The easiest way to do this if you're a natural brunette is to use yourself as a reference photo. Look back to your hair color before you went blond, and try to match as closely as possible. If you want to switch it up a bit, however, you need to use a bit of color theory. Start by determining your skin's undertone by looking at the veins on the inside of your arm. If they lean more green, you're warm, and if they're blue, you're cool. Warm skin tones will likely look best in a more auburn or caramel brown color, while cool skin tones will shine with ash and mushroom brown shades.

Head to the salon — or to the beauty supply store

Most professional hairstylists recommend heading to the salon if you're going to make a major color shift, so if you're planning to schedule an appointment, you're in luck. Professional hairstylists will know how to treat your hair based off of its texture, what damage level you have, and what color you're looking to achieve, but it's important to be fully transparent with them about your hair's history, sometimes as far as a few years back, so they don't run into any surprises during your treatment.

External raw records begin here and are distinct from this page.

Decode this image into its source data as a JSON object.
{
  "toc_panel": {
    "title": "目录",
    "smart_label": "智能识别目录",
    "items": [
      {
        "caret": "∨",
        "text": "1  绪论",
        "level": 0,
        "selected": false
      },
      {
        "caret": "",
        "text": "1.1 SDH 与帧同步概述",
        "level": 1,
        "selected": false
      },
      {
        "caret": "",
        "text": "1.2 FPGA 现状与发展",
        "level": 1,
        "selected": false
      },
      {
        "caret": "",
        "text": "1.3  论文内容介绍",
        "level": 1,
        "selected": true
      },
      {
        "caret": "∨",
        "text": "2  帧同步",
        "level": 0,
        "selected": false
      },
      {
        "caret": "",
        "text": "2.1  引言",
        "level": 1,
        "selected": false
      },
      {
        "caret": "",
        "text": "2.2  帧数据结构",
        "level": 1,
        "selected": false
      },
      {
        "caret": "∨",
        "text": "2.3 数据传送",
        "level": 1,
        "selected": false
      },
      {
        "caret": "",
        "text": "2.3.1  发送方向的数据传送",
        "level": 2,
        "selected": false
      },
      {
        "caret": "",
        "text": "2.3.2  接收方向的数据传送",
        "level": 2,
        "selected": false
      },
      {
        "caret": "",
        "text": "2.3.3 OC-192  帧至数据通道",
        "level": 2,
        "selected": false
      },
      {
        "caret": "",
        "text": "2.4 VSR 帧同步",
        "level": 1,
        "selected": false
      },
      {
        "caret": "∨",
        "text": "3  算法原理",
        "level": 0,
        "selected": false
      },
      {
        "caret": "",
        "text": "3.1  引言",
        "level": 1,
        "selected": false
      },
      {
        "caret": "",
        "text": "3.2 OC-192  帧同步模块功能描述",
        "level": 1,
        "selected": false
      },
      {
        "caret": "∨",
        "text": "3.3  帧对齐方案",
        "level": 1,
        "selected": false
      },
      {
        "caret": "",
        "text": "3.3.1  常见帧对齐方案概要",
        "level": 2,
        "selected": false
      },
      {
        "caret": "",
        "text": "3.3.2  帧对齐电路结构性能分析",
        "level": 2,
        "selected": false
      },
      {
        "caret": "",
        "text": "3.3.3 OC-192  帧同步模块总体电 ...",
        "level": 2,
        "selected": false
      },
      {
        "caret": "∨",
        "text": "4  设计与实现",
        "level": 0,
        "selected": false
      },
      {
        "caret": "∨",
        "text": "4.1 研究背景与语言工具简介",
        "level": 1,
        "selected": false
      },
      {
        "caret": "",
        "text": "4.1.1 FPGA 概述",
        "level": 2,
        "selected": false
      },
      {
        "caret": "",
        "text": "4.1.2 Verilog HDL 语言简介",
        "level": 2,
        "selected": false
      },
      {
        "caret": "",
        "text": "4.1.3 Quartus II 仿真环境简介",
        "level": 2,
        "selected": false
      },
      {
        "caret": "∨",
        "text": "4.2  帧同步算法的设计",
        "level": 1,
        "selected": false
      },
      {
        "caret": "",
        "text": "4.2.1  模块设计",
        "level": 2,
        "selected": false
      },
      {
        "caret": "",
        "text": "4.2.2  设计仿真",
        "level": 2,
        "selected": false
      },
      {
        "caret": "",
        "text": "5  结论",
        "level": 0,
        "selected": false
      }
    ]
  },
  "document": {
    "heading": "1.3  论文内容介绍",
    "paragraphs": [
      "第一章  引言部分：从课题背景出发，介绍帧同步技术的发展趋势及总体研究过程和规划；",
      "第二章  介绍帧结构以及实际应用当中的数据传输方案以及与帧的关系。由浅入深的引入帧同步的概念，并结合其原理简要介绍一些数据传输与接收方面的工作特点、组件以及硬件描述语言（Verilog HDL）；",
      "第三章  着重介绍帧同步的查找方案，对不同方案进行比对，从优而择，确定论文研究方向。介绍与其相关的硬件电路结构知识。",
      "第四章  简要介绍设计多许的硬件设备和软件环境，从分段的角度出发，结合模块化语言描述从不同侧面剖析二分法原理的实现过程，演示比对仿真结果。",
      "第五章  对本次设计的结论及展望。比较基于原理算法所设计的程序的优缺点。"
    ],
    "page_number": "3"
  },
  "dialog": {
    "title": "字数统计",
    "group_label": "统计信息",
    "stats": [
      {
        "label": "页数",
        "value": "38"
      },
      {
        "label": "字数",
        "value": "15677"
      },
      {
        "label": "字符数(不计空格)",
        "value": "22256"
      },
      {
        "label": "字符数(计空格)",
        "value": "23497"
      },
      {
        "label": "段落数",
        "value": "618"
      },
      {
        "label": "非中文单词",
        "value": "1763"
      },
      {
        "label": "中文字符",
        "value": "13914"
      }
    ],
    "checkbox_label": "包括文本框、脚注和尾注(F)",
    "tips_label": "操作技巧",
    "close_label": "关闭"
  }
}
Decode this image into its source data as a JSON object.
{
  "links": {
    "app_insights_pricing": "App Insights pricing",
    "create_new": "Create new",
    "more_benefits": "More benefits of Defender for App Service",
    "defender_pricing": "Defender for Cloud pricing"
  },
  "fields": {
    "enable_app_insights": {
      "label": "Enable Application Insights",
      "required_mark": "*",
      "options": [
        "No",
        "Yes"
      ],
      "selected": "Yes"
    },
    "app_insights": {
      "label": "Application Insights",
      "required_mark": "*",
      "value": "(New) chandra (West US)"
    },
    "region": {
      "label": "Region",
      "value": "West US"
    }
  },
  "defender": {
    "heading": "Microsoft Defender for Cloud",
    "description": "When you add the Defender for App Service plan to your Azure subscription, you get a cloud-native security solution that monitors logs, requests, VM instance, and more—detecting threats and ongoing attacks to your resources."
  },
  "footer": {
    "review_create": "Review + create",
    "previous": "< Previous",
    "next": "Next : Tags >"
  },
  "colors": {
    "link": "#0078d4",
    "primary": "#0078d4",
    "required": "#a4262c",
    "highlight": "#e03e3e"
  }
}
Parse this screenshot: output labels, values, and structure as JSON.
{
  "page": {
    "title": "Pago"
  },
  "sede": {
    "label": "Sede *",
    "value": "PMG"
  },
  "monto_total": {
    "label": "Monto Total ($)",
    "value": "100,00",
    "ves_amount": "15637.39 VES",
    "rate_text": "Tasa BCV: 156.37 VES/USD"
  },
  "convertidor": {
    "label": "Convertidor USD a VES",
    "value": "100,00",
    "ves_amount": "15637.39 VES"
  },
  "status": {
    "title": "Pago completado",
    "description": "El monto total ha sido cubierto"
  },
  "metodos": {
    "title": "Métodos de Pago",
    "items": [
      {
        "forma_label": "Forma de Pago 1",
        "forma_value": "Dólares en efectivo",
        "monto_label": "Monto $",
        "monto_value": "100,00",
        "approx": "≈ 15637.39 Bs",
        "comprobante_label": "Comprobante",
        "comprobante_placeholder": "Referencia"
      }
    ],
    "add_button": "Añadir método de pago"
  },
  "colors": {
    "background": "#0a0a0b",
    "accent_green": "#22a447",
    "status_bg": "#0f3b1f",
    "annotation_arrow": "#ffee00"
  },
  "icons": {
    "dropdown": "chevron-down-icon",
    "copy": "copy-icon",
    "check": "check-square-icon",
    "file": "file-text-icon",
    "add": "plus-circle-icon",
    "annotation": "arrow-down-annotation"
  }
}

If your plan is to tackle this switch at home, however, don't panic. Changing your color to brown is typically much easier than going blond because it's a single-process procedure. All you'll need to do is pick up the necessary supplies — dye, developer, gloves, a bowl, and a brush — and get to work. After evenly coating your hair with your dye mix and waiting for the recommended time, rinse and apply a cuticle-sealing treatment. You'll be left with a fresh look for a fraction of the price.

Revamp your haircare routine

After you've achieved your new look, it's time to refresh the products you have on hand. You can toss the purple toning shampoo and conditioner — brassiness is no longer a worry — but it's time to invest in color-safe, sulfate-free products that won't cause your dye to fade more quickly than you want. Permanent dyes will never fully wash out of hair without a color remover, but with routine washing and exposure to sun, they can significantly fade. This is especially noticeable on a blond base, so upkeep is important in maintaining your brunette look.


It's also a good idea to keep using products that focus on building your hair's strength and moisturizing it from the inside out. Just because you're not routinely undergoing bleaching treatments, it doesn't mean that your hair isn't still damaged. Continue focusing on your hair's health with proper products and regular trims, and you'll eventually grow out the damage until you're left with an entirely unbleached head of hair.